WHAT NEEDS TO BE DONE: From the listing below, pick out each line with the word "this".

»»

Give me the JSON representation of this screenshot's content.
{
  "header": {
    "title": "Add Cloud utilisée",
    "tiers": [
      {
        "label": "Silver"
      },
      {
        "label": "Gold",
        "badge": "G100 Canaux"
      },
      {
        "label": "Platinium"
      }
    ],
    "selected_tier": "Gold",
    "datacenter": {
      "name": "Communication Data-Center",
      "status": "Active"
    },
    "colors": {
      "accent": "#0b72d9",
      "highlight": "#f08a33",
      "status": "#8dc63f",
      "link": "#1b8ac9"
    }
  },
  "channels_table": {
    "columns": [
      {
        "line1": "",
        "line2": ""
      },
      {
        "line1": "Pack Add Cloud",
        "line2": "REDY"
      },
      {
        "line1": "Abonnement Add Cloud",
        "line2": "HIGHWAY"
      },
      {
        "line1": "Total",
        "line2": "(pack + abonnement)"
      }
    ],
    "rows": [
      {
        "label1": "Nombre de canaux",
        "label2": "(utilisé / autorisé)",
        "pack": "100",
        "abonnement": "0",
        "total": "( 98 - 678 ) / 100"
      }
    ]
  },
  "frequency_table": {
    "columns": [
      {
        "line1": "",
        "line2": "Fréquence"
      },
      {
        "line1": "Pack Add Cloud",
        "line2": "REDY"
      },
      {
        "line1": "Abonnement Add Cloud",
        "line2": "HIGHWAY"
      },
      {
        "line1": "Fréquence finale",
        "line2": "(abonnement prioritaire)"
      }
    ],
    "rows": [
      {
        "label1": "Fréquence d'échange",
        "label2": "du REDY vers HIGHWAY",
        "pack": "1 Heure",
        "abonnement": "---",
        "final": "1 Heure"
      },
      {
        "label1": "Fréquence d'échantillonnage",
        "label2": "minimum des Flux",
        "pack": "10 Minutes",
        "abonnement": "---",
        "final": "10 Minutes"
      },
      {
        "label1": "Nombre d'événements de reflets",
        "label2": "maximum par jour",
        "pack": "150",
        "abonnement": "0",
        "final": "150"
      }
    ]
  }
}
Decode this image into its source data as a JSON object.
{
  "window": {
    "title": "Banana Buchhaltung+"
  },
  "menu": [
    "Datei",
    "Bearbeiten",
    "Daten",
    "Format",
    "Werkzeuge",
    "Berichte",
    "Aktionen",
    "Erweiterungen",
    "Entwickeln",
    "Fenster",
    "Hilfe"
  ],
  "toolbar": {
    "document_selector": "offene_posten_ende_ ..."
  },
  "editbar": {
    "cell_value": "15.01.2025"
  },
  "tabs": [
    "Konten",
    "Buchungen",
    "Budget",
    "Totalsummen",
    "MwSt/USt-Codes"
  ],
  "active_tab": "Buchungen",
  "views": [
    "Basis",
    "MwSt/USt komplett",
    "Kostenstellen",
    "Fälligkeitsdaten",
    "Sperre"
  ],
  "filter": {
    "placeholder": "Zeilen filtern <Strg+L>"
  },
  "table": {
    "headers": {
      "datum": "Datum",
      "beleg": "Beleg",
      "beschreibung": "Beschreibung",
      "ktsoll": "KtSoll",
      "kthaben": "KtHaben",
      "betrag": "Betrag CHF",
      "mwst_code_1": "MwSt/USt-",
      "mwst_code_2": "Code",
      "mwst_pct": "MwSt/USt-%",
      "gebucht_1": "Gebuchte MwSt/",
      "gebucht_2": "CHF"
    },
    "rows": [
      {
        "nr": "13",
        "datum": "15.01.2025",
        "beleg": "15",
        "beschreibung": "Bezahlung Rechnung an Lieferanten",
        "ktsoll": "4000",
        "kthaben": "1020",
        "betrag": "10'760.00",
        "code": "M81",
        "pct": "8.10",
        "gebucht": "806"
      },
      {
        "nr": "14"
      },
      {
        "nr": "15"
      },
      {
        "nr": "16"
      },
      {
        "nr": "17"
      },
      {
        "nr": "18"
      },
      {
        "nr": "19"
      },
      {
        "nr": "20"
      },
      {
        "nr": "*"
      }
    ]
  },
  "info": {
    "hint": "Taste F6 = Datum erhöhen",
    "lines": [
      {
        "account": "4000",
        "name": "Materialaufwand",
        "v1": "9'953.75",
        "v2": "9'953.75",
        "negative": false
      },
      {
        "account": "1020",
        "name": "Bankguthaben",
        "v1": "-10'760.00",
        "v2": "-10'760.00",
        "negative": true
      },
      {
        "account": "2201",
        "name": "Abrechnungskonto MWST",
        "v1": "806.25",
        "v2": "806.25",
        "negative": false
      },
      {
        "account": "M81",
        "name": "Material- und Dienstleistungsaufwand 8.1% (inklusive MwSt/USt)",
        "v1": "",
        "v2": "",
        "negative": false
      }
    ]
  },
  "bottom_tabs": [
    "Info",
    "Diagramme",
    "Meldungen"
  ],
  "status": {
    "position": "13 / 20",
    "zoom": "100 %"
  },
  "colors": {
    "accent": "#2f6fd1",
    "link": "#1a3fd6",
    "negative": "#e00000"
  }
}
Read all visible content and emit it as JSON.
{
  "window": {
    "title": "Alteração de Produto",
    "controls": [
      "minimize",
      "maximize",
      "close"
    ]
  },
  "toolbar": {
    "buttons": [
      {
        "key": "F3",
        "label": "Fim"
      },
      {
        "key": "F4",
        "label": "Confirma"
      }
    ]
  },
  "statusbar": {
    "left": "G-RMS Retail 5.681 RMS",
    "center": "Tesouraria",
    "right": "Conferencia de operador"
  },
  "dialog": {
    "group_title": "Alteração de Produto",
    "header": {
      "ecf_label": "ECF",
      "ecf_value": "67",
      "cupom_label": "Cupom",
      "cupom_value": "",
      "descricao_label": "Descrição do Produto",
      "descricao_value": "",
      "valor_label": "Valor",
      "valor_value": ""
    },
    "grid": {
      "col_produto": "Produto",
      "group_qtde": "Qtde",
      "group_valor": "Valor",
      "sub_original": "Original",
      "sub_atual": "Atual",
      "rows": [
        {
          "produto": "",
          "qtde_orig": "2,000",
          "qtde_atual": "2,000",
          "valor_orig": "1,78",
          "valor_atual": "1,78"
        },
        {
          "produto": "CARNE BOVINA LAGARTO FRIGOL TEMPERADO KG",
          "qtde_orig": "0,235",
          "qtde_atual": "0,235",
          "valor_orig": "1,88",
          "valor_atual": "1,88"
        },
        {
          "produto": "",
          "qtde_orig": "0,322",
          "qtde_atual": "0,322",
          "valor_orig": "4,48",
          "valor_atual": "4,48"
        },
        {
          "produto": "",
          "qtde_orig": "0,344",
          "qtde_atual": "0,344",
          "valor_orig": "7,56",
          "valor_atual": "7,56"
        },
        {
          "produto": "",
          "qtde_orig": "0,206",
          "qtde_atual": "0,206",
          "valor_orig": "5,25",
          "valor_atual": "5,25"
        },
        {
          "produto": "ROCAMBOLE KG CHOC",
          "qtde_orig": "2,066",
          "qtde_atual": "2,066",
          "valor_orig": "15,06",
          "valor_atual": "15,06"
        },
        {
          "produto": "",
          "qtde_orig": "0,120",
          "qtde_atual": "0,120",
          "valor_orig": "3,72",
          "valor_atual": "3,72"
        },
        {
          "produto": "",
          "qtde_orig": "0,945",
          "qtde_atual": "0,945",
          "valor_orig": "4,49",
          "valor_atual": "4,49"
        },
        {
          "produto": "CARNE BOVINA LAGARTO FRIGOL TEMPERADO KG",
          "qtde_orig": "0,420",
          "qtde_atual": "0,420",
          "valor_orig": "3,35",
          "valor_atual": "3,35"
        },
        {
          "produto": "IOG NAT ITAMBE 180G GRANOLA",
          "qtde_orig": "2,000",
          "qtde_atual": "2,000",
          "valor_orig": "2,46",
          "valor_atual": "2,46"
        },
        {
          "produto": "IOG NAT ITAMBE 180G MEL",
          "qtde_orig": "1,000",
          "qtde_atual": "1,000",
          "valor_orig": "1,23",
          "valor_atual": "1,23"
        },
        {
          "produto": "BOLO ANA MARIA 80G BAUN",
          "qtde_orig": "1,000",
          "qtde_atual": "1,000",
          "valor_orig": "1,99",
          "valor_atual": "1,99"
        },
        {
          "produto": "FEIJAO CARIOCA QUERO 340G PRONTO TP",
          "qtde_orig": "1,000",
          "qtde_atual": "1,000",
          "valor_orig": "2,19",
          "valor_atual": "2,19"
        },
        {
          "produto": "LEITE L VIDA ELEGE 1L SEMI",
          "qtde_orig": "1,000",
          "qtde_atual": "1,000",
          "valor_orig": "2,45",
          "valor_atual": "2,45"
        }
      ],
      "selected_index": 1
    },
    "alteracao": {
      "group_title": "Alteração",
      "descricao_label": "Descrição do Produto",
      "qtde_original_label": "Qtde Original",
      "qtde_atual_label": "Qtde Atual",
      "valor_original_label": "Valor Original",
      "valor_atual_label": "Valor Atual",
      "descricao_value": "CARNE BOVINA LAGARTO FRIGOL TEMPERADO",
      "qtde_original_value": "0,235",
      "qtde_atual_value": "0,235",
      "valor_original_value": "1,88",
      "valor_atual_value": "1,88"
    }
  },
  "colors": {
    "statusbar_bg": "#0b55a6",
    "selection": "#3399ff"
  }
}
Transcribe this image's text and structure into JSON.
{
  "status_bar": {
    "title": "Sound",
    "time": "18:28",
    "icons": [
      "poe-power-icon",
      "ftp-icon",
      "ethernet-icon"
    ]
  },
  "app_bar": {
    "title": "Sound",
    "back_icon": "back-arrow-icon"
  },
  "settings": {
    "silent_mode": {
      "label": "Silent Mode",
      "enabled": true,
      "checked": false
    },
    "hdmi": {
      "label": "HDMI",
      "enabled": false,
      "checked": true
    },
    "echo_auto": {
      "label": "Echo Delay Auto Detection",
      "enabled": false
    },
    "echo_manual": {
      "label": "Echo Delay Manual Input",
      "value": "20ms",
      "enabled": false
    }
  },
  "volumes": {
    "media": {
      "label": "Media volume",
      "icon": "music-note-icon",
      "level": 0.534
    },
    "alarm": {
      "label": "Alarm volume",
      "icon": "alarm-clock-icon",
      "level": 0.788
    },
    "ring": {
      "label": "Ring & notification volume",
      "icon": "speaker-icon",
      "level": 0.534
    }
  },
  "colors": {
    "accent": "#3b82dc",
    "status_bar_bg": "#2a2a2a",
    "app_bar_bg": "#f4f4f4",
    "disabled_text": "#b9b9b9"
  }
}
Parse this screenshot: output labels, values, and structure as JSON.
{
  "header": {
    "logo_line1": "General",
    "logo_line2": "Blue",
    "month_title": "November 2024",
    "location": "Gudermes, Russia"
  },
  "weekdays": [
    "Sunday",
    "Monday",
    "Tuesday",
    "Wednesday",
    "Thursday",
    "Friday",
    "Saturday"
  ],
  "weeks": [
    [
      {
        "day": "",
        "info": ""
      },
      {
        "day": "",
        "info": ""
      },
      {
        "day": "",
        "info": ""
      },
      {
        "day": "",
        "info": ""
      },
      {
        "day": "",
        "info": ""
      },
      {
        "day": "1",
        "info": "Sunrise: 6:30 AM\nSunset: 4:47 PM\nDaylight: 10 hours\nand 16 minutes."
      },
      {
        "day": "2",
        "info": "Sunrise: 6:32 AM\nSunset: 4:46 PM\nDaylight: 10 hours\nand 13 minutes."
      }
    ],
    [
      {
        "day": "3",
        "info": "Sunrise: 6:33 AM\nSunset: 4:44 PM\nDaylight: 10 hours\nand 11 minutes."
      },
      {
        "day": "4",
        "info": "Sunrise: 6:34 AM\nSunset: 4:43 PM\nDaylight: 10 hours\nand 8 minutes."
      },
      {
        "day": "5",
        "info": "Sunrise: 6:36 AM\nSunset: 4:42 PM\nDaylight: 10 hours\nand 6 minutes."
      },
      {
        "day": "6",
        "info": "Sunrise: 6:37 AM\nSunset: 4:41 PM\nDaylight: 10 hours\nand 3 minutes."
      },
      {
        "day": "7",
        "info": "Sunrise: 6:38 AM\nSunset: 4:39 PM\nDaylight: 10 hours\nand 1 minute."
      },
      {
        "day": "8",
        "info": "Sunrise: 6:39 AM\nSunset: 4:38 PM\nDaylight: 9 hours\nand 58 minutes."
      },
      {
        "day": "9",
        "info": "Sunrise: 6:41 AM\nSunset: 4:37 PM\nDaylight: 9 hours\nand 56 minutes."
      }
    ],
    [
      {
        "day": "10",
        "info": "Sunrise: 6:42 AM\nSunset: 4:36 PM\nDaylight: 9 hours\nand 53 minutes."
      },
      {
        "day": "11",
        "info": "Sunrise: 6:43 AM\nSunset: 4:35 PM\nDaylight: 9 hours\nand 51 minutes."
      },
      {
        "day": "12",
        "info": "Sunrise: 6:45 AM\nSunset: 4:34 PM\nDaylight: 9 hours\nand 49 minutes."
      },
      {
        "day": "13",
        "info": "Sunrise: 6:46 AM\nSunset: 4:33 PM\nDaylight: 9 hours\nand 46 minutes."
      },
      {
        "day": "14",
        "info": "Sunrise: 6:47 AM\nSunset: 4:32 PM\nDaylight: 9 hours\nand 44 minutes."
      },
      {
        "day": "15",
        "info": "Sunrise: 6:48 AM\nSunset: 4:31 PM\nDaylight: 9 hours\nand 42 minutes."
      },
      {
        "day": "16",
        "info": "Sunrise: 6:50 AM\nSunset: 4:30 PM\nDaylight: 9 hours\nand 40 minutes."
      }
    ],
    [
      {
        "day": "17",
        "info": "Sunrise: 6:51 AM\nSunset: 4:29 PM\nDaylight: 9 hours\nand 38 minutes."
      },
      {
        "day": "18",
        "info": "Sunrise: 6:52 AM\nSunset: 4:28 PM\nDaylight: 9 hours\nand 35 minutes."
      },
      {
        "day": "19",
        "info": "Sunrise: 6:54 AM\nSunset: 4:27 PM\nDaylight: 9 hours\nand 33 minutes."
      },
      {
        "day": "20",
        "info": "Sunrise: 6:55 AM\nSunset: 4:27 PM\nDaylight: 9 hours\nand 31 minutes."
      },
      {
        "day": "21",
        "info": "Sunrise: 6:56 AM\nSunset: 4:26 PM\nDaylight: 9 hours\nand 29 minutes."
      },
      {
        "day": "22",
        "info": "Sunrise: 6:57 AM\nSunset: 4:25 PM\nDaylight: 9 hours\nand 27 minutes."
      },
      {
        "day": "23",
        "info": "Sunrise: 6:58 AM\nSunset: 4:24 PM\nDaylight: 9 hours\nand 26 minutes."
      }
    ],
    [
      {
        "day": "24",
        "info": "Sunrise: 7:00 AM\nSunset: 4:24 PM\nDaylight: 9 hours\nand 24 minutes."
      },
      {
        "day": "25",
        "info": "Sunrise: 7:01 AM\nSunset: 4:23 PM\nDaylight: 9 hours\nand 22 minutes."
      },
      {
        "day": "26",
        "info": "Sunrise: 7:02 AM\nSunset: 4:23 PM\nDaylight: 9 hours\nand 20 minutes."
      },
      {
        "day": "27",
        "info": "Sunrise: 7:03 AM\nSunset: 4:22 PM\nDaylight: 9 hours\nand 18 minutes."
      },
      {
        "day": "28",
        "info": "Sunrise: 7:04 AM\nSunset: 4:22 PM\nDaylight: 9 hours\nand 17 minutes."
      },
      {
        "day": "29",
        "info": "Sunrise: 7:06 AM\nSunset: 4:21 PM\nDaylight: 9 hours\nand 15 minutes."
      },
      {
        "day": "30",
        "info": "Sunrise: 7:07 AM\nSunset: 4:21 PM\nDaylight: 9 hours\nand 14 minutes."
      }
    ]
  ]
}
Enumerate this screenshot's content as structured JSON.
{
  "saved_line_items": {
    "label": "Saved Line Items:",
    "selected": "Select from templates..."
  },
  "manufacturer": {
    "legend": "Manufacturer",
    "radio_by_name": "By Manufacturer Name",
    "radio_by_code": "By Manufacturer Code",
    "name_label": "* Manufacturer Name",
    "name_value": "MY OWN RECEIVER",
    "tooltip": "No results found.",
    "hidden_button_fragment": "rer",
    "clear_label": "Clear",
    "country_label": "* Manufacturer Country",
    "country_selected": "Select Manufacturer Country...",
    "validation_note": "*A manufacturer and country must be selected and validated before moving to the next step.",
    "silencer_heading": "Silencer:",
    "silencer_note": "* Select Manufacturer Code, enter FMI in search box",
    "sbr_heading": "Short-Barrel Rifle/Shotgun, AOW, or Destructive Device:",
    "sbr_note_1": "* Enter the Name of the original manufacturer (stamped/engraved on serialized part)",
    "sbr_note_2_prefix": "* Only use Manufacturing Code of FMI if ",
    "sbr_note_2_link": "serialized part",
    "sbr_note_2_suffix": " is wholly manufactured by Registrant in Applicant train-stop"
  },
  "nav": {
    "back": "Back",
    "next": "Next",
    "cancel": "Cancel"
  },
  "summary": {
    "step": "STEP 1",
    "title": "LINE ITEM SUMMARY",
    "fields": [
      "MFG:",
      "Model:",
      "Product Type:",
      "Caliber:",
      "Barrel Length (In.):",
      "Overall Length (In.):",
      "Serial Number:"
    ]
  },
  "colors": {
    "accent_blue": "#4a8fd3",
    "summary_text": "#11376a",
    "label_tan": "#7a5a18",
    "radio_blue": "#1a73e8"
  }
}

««

FINISHED EXERCISE:
Give me the JSON representation of this screenshot's content.
Decode this image into its source data as a JSON object.
Transcribe this image's text and structure into JSON.
Parse this screenshot: output labels, values, and structure as JSON.
Enumerate this screenshot's content as structured JSON.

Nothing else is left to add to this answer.